It’s more complex. I don’t know if it was so much the world building, although that takes time. I think since I have to do some world building my paranormals, I work that it almost automatically, but this book had layers, shades of gray, shades of right and wrong. And a couple of extra stubborn characters.
Being as I am spoiler-phobic, I find it quite difficult to ask questions about the plot and the characters that, from my perspective, wouldn’t reveal too much too early, so the following questions are perhaps a bit too general—please do feel free to be more specific if and when it suits you.
Your world building in Through the Veil is really good and very complex—which is for me is as essential as good characterization, for me, when reading any alternative universe/fantasy story. Did you have to keep some sort of chart or such like for tracking different beings, their abilities, habitats, etc.?
When I first started the book, no. But I started it originally maybe three years ago and then set it aside. Just wasn’t ready to work on it yet.
At that point, the ‘main’ bad guy in the story wasn’t people, but the demon races.
When I got back to it, I decided it would be a good idea to make notes of the demon races just to keep them straight in my head, physical descriptions, their strengths, weaknesses, etc. Once the story got rolling, I didn’t need the notes much, but I left them in there in case my editor thought it would be useful. Ended up being the glossary found at the beginning of the book.
Charts are too organized for me… even the word makes me break out in hives. Got any Benadryl? (A: I’m not the only one! *happy dancing*)
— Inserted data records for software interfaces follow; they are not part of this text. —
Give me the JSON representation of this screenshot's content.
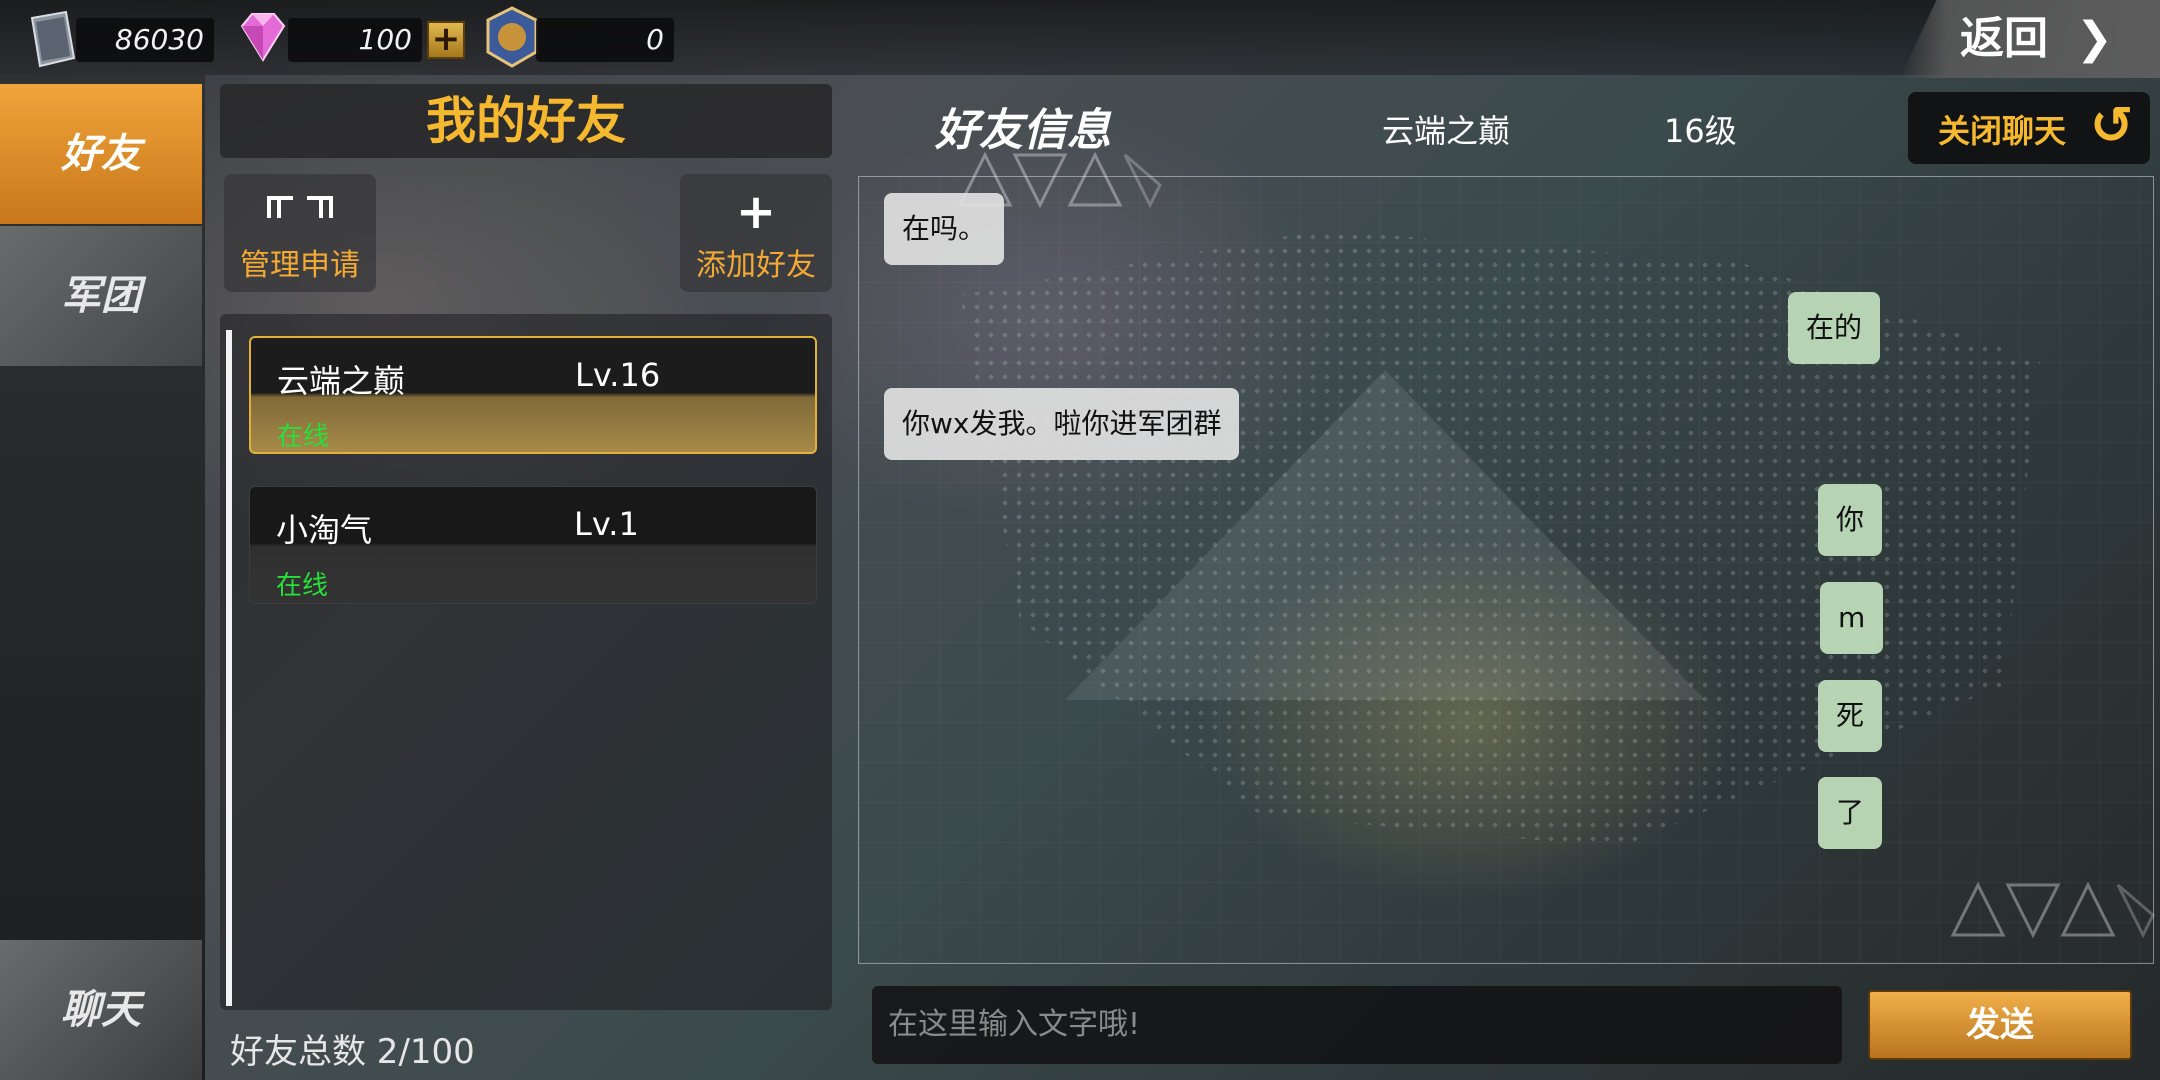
{
  "currency": {
    "silver_value": "86030",
    "gem_value": "100",
    "plus_label": "+",
    "medal_value": "0"
  },
  "back_button": {
    "label": "返回",
    "chevron": "❯"
  },
  "nav": {
    "friends_tab": "好友",
    "legion_tab": "军团",
    "chat_tab": "聊天"
  },
  "friends_panel": {
    "title": "我的好友",
    "manage_label": "管理申请",
    "add_icon": "+",
    "add_label": "添加好友",
    "friends": [
      {
        "name": "云端之巅",
        "level": "Lv.16",
        "status": "在线"
      },
      {
        "name": "小淘气",
        "level": "Lv.1",
        "status": "在线"
      }
    ],
    "count_label": "好友总数 2/100"
  },
  "chat": {
    "header_title": "好友信息",
    "friend_name": "云端之巅",
    "friend_level": "16级",
    "close_label": "关闭聊天",
    "close_icon": "↺",
    "messages": [
      {
        "side": "left",
        "text": "在吗。"
      },
      {
        "side": "right",
        "text": "在的"
      },
      {
        "side": "left",
        "text": "你wx发我。啦你进军团群"
      },
      {
        "side": "right",
        "text": "你"
      },
      {
        "side": "right",
        "text": "m"
      },
      {
        "side": "right",
        "text": "死"
      },
      {
        "side": "right",
        "text": "了"
      }
    ],
    "input_placeholder": "在这里输入文字哦!",
    "send_label": "发送"
  },
  "colors": {
    "accent_orange": "#f0a43a",
    "title_gold": "#f5b82e",
    "online_green": "#27e03a",
    "bubble_right": "#bedcb9",
    "bubble_left": "#e1e1e1"
  },
  "icons": [
    "book-icon",
    "gem-icon",
    "plus-icon",
    "medal-icon",
    "chevron-right-icon",
    "manage-requests-icon",
    "add-friend-icon",
    "close-chat-icon"
  ]
}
The history and the changing politics in Anqar have major influence on the events in Through the Veil. Did you keep a timeline for both Ishtan and Anqar?
No. That I kept straight in my head.
Kalen is both reluctant to lead and very effective at it—how do you feel about this dichotomy in his personality? (more…)